New legislator is forced to learn fast
The newly elected lawmaker for the insurance sector said he expected to learn tough lessons in politics.
With almost all of his working career spent in the business sector, election for Chan Kin-por, 54, chief executive of Munich Re Hong Kong, represents his first foray into the world of politics and public affairs.
And, he said, his electioneering experience had already removed some of the rosy tint from his glasses.
'Many voters expressed support for me when I visited them, but it turned out that quite a few didn't cast a vote for me at the ballot box,' he said, adding that he expected to win in the first round.
Mr Chan won his seat in September's election by defeating Choy Chung-foo, former HSBC greater China insurance head, with 60 votes to 52 in the second round of vote counting, while incumbent Bernard Chan decided not to run.
Challenges continue. Mr Chan, expected to speak on behalf of the insurance sector, was criticised for not saying anything to reassure the public when the global credit crunch hit insurer American International Assurance (AIA), a local arm of American International Group (AIG), in mid-September.
Mr Chan said that was his second political lesson.
'At that time, I thought I didn't have as much information on the AIA financial situation as the government did,' Mr Chan said, and he worried that without adequate information, any comment could be misleading.
'Therefore, I had to be careful and decided to only comment once the government explained the incident to the public,' he said.
But he admitted he should do more in future. 'Next time, I may come out to say a few words of comfort at least,' he said.
As a Legislative Council newcomer, he said he needed to learn much more from the veterans.

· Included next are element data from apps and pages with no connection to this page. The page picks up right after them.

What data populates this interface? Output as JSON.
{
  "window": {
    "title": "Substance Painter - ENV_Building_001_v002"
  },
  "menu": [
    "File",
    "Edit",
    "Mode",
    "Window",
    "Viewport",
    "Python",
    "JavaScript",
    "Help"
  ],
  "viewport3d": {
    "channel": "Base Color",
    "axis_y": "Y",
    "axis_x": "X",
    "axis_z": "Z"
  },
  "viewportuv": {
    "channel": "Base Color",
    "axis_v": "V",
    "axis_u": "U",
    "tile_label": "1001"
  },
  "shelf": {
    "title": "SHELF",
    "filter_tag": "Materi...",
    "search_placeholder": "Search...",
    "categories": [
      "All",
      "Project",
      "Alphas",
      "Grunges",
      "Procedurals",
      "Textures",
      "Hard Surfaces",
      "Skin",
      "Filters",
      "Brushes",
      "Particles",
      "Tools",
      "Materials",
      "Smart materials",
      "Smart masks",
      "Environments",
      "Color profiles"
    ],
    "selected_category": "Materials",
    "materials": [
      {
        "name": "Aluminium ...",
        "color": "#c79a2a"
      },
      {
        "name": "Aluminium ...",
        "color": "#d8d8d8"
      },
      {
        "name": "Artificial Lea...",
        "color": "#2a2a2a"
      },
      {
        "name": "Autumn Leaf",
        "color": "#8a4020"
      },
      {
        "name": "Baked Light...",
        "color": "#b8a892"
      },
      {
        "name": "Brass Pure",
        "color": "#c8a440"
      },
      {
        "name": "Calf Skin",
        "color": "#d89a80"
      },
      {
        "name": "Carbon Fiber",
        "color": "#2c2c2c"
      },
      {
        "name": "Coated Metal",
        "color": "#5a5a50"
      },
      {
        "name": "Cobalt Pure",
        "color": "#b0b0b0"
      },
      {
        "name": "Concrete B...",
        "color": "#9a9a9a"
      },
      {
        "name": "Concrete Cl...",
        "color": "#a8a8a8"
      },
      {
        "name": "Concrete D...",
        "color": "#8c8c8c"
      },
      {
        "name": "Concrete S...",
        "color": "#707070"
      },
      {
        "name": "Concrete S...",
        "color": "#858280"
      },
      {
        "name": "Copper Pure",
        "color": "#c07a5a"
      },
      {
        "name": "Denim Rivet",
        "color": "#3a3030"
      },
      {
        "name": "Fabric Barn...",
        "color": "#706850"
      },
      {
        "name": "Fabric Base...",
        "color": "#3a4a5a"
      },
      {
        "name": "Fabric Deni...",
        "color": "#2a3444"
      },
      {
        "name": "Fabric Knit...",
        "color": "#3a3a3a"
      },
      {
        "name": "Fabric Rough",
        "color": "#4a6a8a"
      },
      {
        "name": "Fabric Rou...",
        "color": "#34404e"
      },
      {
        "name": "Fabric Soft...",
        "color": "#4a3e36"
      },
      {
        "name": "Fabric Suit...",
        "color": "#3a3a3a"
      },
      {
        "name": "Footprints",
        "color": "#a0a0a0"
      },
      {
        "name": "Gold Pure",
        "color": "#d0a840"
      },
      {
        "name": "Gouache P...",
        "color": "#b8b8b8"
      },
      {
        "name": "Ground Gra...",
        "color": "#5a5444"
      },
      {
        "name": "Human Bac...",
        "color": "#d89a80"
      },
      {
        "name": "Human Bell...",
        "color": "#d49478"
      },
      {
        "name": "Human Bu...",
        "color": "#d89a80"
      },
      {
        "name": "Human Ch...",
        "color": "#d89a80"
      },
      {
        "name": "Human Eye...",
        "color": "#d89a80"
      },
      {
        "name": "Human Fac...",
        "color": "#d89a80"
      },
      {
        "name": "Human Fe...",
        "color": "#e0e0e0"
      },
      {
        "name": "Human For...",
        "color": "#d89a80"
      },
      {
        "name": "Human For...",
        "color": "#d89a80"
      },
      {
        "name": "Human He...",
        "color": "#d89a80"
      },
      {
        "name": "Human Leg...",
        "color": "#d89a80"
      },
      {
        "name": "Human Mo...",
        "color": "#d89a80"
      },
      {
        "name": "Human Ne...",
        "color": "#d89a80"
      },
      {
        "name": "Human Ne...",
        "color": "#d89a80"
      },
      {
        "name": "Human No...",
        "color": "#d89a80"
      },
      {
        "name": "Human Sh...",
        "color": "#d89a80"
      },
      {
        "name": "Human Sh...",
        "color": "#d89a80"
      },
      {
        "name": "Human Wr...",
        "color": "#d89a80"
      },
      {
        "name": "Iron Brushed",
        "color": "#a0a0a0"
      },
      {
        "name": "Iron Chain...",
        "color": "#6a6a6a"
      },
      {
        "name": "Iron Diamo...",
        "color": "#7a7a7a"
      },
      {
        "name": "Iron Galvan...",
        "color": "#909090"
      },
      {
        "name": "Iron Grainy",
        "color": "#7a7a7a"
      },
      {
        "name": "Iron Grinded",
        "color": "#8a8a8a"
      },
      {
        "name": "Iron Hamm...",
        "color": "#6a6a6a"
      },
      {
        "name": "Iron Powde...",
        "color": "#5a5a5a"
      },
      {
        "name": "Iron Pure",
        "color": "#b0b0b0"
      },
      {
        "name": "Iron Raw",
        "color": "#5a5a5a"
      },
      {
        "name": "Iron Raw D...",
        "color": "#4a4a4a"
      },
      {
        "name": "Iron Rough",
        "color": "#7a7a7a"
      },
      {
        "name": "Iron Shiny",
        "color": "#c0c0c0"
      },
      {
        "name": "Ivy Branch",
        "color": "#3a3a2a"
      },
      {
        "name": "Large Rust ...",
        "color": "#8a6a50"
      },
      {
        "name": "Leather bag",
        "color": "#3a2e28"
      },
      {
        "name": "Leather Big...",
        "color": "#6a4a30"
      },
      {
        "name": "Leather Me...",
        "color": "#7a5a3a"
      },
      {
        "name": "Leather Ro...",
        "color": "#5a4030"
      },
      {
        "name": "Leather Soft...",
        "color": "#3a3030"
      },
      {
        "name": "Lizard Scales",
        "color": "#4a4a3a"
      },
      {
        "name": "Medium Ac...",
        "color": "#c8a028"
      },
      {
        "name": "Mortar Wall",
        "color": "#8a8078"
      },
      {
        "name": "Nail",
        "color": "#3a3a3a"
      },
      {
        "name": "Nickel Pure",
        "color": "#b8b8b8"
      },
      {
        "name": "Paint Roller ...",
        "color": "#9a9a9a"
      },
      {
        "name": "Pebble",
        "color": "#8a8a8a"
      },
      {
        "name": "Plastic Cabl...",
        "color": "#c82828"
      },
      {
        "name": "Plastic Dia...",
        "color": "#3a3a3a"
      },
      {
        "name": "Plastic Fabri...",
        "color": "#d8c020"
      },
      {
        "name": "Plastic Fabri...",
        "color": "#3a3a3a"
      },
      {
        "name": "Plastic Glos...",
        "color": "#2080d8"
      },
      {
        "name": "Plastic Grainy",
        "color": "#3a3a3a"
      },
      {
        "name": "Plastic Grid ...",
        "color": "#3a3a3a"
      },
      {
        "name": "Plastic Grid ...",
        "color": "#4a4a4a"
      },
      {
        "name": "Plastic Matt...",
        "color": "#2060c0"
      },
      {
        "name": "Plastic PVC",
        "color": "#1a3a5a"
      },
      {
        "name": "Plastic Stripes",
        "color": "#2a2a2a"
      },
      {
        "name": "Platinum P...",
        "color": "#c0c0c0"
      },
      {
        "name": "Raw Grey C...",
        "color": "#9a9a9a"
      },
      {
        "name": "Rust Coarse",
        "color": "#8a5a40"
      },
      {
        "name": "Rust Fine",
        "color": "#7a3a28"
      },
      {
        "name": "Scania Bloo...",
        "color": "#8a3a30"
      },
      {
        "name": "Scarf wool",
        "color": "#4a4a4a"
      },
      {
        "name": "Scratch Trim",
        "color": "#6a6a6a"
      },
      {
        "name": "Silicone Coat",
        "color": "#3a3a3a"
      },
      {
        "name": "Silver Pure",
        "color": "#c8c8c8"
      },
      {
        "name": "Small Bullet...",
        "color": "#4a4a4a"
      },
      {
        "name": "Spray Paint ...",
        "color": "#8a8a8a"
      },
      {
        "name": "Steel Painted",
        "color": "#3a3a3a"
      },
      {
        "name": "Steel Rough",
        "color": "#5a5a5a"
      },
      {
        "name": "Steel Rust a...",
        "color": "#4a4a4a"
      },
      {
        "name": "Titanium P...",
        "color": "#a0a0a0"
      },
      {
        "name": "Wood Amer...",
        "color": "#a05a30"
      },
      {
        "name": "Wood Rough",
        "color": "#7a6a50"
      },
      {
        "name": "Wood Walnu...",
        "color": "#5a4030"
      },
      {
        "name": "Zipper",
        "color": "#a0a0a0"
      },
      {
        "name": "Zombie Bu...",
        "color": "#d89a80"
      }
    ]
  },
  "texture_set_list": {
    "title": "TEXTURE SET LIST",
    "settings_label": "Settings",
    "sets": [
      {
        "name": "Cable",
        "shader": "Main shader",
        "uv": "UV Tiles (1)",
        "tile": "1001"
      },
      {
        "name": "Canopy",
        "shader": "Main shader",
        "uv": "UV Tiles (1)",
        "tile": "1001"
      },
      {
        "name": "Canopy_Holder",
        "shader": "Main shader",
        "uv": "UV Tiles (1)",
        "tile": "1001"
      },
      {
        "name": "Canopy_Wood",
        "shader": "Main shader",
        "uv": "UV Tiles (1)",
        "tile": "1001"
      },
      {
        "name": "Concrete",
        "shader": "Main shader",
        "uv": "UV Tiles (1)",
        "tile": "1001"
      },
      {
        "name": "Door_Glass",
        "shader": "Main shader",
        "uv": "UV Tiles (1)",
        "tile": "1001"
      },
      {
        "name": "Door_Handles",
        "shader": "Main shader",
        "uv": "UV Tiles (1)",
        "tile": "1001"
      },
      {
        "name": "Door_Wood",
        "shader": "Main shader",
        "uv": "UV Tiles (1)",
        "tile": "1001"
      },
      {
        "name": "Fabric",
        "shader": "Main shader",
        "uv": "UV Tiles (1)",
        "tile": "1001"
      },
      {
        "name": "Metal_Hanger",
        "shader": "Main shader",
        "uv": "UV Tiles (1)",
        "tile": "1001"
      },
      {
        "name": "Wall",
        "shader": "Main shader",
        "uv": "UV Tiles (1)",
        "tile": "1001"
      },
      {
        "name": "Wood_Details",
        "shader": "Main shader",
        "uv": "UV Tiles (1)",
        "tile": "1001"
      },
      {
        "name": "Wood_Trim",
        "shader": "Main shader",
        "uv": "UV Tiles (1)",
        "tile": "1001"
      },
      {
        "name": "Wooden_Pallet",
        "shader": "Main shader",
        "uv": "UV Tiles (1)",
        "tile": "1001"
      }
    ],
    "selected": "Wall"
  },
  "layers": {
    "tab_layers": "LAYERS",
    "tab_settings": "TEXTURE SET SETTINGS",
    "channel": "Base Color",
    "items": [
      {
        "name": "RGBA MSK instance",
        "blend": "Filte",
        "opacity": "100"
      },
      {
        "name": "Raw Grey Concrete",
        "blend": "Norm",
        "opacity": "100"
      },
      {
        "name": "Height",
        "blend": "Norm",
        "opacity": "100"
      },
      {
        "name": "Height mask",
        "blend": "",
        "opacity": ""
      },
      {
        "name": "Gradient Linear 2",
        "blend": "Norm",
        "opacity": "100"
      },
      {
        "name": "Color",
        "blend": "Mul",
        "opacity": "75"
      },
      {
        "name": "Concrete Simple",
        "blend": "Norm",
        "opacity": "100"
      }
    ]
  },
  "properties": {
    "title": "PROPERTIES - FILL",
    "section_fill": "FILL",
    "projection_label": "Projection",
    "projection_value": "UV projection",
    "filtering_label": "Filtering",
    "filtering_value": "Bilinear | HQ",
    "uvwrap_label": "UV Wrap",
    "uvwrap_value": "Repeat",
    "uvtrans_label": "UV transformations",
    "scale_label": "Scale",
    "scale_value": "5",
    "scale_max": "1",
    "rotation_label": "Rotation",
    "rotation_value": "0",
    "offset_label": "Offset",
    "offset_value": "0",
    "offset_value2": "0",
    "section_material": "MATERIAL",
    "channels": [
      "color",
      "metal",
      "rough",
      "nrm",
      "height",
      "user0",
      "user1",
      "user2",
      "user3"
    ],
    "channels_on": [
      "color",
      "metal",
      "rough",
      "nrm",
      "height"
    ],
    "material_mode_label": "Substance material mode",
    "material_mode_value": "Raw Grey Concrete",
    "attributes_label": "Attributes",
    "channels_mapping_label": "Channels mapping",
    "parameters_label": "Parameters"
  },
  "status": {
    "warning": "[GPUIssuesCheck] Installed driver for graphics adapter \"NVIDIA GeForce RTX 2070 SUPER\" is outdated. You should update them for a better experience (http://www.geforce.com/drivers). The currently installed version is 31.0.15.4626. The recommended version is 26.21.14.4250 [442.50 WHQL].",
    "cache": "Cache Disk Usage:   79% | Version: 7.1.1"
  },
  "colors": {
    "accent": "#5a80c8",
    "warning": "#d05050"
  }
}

Joining The Alliance (now called the Professional Forum) could be an option, but he preferred to wait a few months to get a better grip on Legco's workings first.
Mr Chan is planning to join the financial affairs, economic development, environmental affairs and constitutional affairs panels, and he admitted it would be impossible for any lawmaker to participate in all Legco's works.
'Maybe it's necessary to exchange views with other lawmakers,' he said, but stressed joining an alliance would not affect his voting.